In the drawing I have shown the back wall 11 as extending above the open ends of the coin receiving slots and if desired suitable indicia may be printed thereon, or a label 25 pasted in the space so that the same overlaps the top edge of the closure flap 20. Also if desired, a calendar 26 may be mounted at the bottom edge of the card or coin holder as shown.
From the foregoing description it will be seen that I have provided a simple and inexpensive coin holder especially adapted for use for charitable purposes, and which may be distributed and displayed in stores, homes, and any public places.
The holder is attractive in that the coins deposited therein may be seen at all times and the authorities may know when the holder is completely filled so that the contents may be removed.
Having thus described the invention, what I claim as new end desire to secure by Letters Patent is A coin holder comprising a supporting back plate, a plurality of spaced parallel strips secured to the front side of the back plate defining a plurality of coin receiving channels, a cross strip secured to the back plate and engaging the lower end of the first mentioned strip and closing the lower end of said channel, a front transparent panel secured to the front of said back wall overlying all of the strips and the channel, and a flexible transparent flap secured to the supporting back plate above the strip and the front panel and movable over the upper edge of said front panel and having a plurality of entrance slots therein communicating with the channel, and means for securing of the flaps to the front panel against unauthorized opening movement. I

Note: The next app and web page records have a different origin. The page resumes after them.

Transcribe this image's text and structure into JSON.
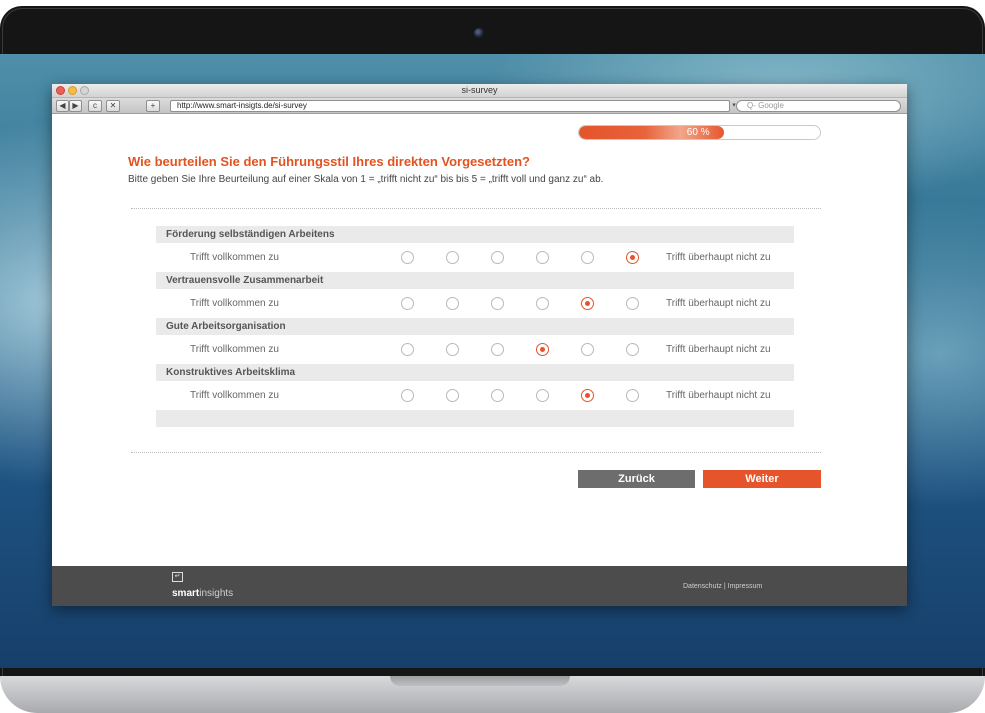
{
  "window": {
    "title": "si-survey",
    "url": "http://www.smart-insigts.de/si-survey",
    "search_placeholder": "Q- Google"
  },
  "toolbar": {
    "back_icon": "◀",
    "forward_icon": "▶",
    "reload_icon": "c",
    "bookmark_icon": "✕",
    "add_tab_icon": "+"
  },
  "progress": {
    "label": "60 %",
    "fraction": 0.6
  },
  "question": {
    "title": "Wie beurteilen Sie den Führungsstil Ihres direkten Vorgesetzten?",
    "instruction": "Bitte geben Sie Ihre Beurteilung auf einer Skala von 1 = „trifft nicht zu“ bis bis 5 = „trifft voll und ganz zu“ ab."
  },
  "matrix": {
    "rows": [
      {
        "label": "Förderung selbständigen Arbeitens",
        "left": "Trifft vollkommen zu",
        "right": "Trifft überhaupt nicht zu",
        "selected": 6
      },
      {
        "label": "Vertrauensvolle Zusammenarbeit",
        "left": "Trifft vollkommen zu",
        "right": "Trifft überhaupt nicht zu",
        "selected": 5
      },
      {
        "label": "Gute Arbeitsorganisation",
        "left": "Trifft vollkommen zu",
        "right": "Trifft überhaupt nicht zu",
        "selected": 4
      },
      {
        "label": "Konstruktives Arbeitsklima",
        "left": "Trifft vollkommen zu",
        "right": "Trifft überhaupt nicht zu",
        "selected": 5
      }
    ],
    "option_count": 6
  },
  "buttons": {
    "back_label": "Zurück",
    "next_label": "Weiter"
  },
  "footer": {
    "logo_bold": "smart",
    "logo_light": "insights",
    "links": "Datenschutz | Impressum"
  },
  "colors": {
    "accent": "#e5542b",
    "back_button": "#6d6d6d",
    "footer_bg": "#4c4c4c"
  }
}
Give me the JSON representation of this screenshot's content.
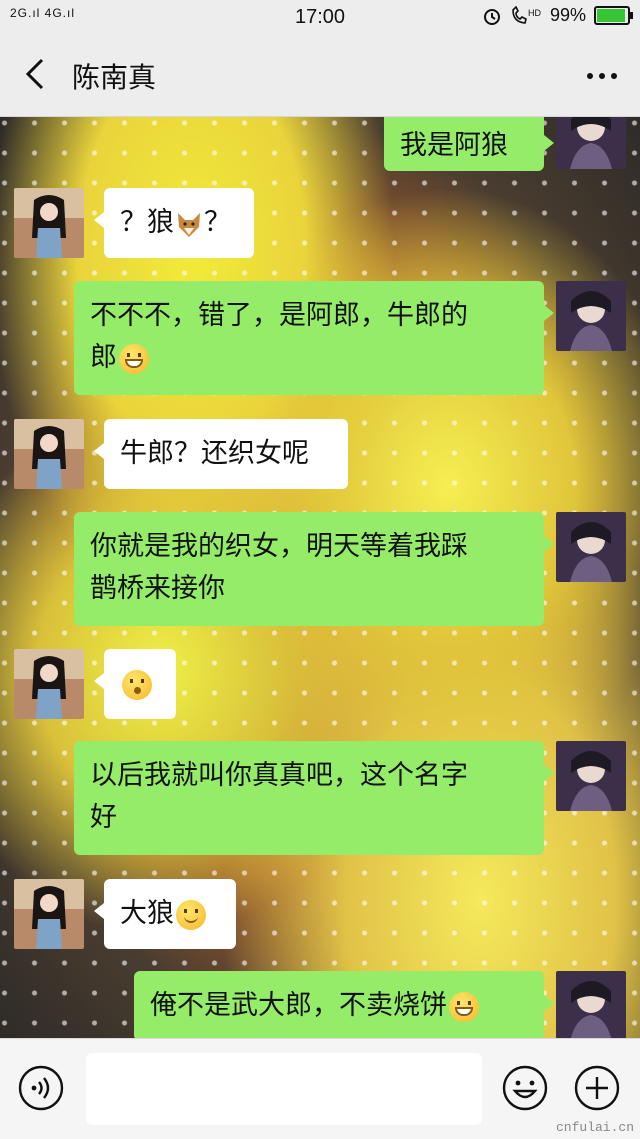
{
  "status_bar": {
    "signal_left": "2G.ıl 4G.ıl",
    "time": "17:00",
    "battery_percent": "99%",
    "battery_level": 0.99
  },
  "header": {
    "back_icon": "chevron-left-icon",
    "title": "陈南真",
    "more_icon": "more-dots-icon"
  },
  "messages": [
    {
      "side": "right",
      "text": "我是阿狼"
    },
    {
      "side": "left",
      "text_before": "？狼",
      "emoji": "wolf",
      "text_after": "？"
    },
    {
      "side": "right",
      "text_line1": "不不不，错了，是阿郎，牛郎的",
      "text_line2": "郎",
      "emoji": "grin"
    },
    {
      "side": "left",
      "text": "牛郎？还织女呢"
    },
    {
      "side": "right",
      "text_line1": "你就是我的织女，明天等着我踩",
      "text_line2": "鹊桥来接你"
    },
    {
      "side": "left",
      "emoji": "surprise"
    },
    {
      "side": "right",
      "text_line1": "以后我就叫你真真吧，这个名字",
      "text_line2": "好"
    },
    {
      "side": "left",
      "text": "大狼",
      "emoji": "smile"
    },
    {
      "side": "right",
      "text": "俺不是武大郎，不卖烧饼",
      "emoji": "grin"
    }
  ],
  "input_bar": {
    "voice_icon": "voice-icon",
    "placeholder": "",
    "emoji_icon": "emoji-icon",
    "plus_icon": "plus-icon"
  },
  "watermark": "cnfulai.cn",
  "colors": {
    "bubble_green": "#95ec69",
    "bubble_white": "#ffffff",
    "header_bg": "#ededed"
  }
}
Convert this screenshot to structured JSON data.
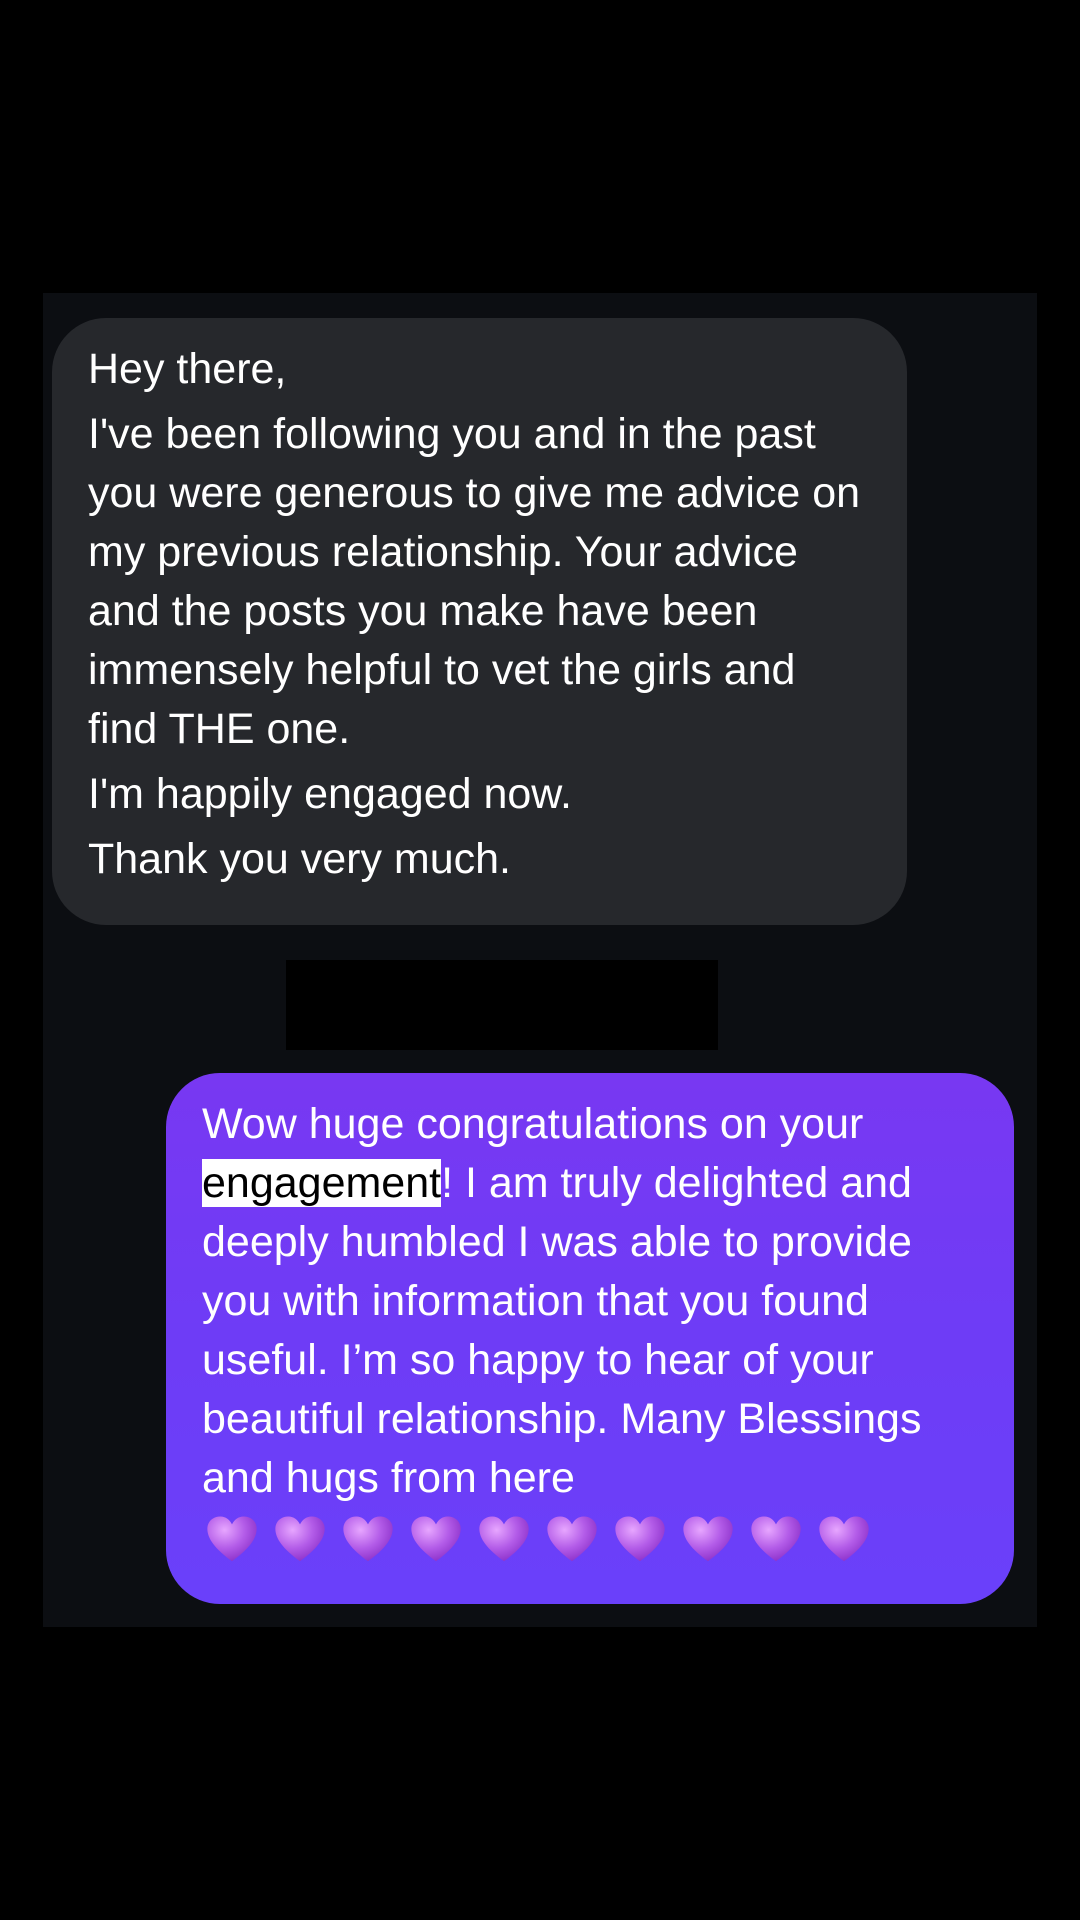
{
  "conversation": {
    "incoming_message": {
      "greeting": "Hey there,",
      "body": "I've been following you and in the past you were generous to give me advice on my previous relationship. Your advice and the posts you make have been immensely helpful to vet the girls and find THE one.",
      "line_engaged": "I'm happily engaged now.",
      "line_thanks": "Thank you very much."
    },
    "outgoing_message": {
      "text_before_highlight": "Wow huge congratulations on your ",
      "highlighted_word": "engagement",
      "text_after_highlight": "! I am truly delighted and deeply humbled I was able to provide you with information that you found useful. I’m so happy to hear of your beautiful relationship. Many Blessings and hugs from here",
      "heart_icon": "purple-heart-icon",
      "heart_count": 10
    }
  },
  "colors": {
    "background": "#000000",
    "chat_panel": "#0c0e12",
    "incoming_bubble": "#26282c",
    "outgoing_bubble_top": "#7838f2",
    "outgoing_bubble_bottom": "#6a40fa",
    "heart": "#b35ce8"
  }
}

In testimony whereof I aflix' my signature.
|Citing Patent||Filing date||Publication date||Applicant||Title|
|US3036757 *||Dec 12, 1960||May 29, 1962||Bragi Magnusson Haraldur||Savings and budgeting device|
|US4269297 *||Nov 13, 1979||May 26, 1981||Aosco & Associates, Ltd.||Vending machine see-thru coin box|
|US20040054544 *||Sep 12, 2002||Mar 18, 2004||Alexander Sloot||Fundraising system and method|
|WO2003063638A1 *||Jan 20, 2003||Aug 7, 2003||Caroline Chautemps||Pocket container/sorter for coins|
|U.S. Classification||232/5, 232/4.00R|
|International Classification||A45C1/12, A45C1/00|